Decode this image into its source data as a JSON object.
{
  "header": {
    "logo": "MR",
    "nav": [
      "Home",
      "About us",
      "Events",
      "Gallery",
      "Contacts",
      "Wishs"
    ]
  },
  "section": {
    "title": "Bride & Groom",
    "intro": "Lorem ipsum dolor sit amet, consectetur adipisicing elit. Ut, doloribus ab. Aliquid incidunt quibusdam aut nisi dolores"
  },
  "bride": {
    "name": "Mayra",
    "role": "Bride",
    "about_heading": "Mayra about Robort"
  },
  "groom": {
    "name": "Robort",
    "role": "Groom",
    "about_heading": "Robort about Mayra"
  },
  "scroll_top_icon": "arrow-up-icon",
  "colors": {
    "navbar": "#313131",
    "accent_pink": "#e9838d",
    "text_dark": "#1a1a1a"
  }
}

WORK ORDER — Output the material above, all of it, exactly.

REPLY TO THE TASK —
Decode this image into its source data as a JSON object.
{
  "header": {
    "logo": "MR",
    "nav": [
      "Home",
      "About us",
      "Events",
      "Gallery",
      "Contacts",
      "Wishs"
    ]
  },
  "section": {
    "title": "Bride & Groom",
    "intro": "Lorem ipsum dolor sit amet, consectetur adipisicing elit. Ut, doloribus ab. Aliquid incidunt quibusdam aut nisi dolores"
  },
  "bride": {
    "name": "Mayra",
    "role": "Bride",
    "about_heading": "Mayra about Robort"
  },
  "groom": {
    "name": "Robort",
    "role": "Groom",
    "about_heading": "Robort about Mayra"
  },
  "scroll_top_icon": "arrow-up-icon",
  "colors": {
    "navbar": "#313131",
    "accent_pink": "#e9838d",
    "text_dark": "#1a1a1a"
  }
}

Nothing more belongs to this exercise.